The typical formulation of the Langmuir isotherm is:

Langmuir Volume, VLS

The Langmuir volume is the maximum amount of gas that can be adsorbed by a shale at a "infinite pressure". The plot below of a Langmuir isotherm demonstrates that gas content asymptotically approaches the Langmuir volume as pressure increases to infinity.

Fig. 1: Langmuir Volume

Langmuir Pressure, pLS

The Langmuir pressure, or critical desorption pressure, is the pressure at which one half of the Langmuir volume can be adsorbed. As seen in the figure below, it changes the curvature of the line and thus affects the shape of the isotherm.

Fig. 2: Langmuir Pressure

Computing Original Gas in Place (OGIP)

Ambrose et al.[1] argue that the free (OGIP) must be corrected for the adsorbed gas that occupies some of the hydrocarbon pore volume (HCPV). If porosity is estimated from core plugs where core preparation has removed the adsorbed gas, then the OGIP will be overestimated.

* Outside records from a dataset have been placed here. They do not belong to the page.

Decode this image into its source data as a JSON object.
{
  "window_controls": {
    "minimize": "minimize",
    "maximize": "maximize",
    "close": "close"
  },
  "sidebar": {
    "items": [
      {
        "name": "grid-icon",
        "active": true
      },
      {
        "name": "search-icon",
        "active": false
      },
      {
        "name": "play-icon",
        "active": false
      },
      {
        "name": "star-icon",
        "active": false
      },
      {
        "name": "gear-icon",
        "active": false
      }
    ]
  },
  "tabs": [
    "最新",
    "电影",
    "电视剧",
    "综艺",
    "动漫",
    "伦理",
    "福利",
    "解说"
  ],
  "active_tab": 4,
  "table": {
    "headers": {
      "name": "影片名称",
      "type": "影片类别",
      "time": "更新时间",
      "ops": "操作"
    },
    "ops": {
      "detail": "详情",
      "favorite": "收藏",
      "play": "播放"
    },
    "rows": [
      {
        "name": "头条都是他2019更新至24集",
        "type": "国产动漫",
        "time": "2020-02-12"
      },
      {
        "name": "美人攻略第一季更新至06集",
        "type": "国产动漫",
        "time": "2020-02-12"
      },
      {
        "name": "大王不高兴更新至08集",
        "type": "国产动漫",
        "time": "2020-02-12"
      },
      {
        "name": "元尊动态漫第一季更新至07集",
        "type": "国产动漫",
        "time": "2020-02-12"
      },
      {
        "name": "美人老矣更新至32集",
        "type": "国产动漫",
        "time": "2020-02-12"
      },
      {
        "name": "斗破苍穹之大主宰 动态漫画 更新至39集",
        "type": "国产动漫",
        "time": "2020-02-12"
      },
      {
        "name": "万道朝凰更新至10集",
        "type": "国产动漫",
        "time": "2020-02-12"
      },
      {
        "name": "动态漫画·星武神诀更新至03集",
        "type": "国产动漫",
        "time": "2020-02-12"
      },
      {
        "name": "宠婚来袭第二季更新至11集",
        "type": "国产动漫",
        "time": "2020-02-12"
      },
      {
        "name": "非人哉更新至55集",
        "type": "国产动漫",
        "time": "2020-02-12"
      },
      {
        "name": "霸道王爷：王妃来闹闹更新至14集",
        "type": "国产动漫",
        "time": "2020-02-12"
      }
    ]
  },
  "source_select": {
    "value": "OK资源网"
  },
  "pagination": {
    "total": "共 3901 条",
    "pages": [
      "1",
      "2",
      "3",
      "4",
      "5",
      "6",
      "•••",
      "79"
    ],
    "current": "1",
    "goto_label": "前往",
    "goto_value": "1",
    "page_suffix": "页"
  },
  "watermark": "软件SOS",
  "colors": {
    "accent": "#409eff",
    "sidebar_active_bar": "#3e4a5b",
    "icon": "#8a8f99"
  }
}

The convention of reporting OGIP when adsorption is included, is to report it in units of scf/ton (standard cubic feet per short ton). For a fluid system having only dry/wet gas and water, the total OGIP is


and with \(C_1\approx 5.7060\) and \(C_2\approx1.318\cdot10^{-6}\) are unit conversion factors. The shale saturation is capped at \(1-S_{wi}\), meaning the maximum amount of shale you can have is the entire HCPV. Hence, this will make the results independent of the adsorption numbers when violating this constraint.

The OGIP resolved in the ARTA and GFMB features yields the free OGIP. We can use this volume to compute the rock mass, which in turn can be used to calculate the adsorbed OGIP. Multiplying equation \eqref{eq:freegasperton} with the rock mass (\(G=\hat{G}_f m_r\)) gives the free OGIP in units of scf. Solving for the rock mass yields

This rock mass can then be multiplied by equation \eqref{eq:adsorbedgasperton} to get the adsorbed OGIP in scf, i.e.,

Total Compressibility when Adsorption is ON

In order to honor mass balance, it becomes necessary to modify total system compressibility when accounting for adsorption. Total system compressibility can be determined using the following equation:

The derivation of this equation is shown here and is contructed upon Ambrose et al.[1].


[1] Palacio, J.C. and Blasingame, T.A. "Decline-Curve Analysis Using Type Curves: Analysis of Gas Well Production Data." Paper presented at the 1993 Rocky Mountain Regional Meeting/Low Permeability Reservoirs Symposium and Exhibition, Denver, Colorado, 26-28 April 1993.

[2] Ray J. Ambrose, Robert C. Hartman, Yucel Akkutlu, Multi-Component Sorbed-Phase Considerations for Shale Gas-In-Place Calculations, SPE-141416, Society of Petroluem Engineers 2011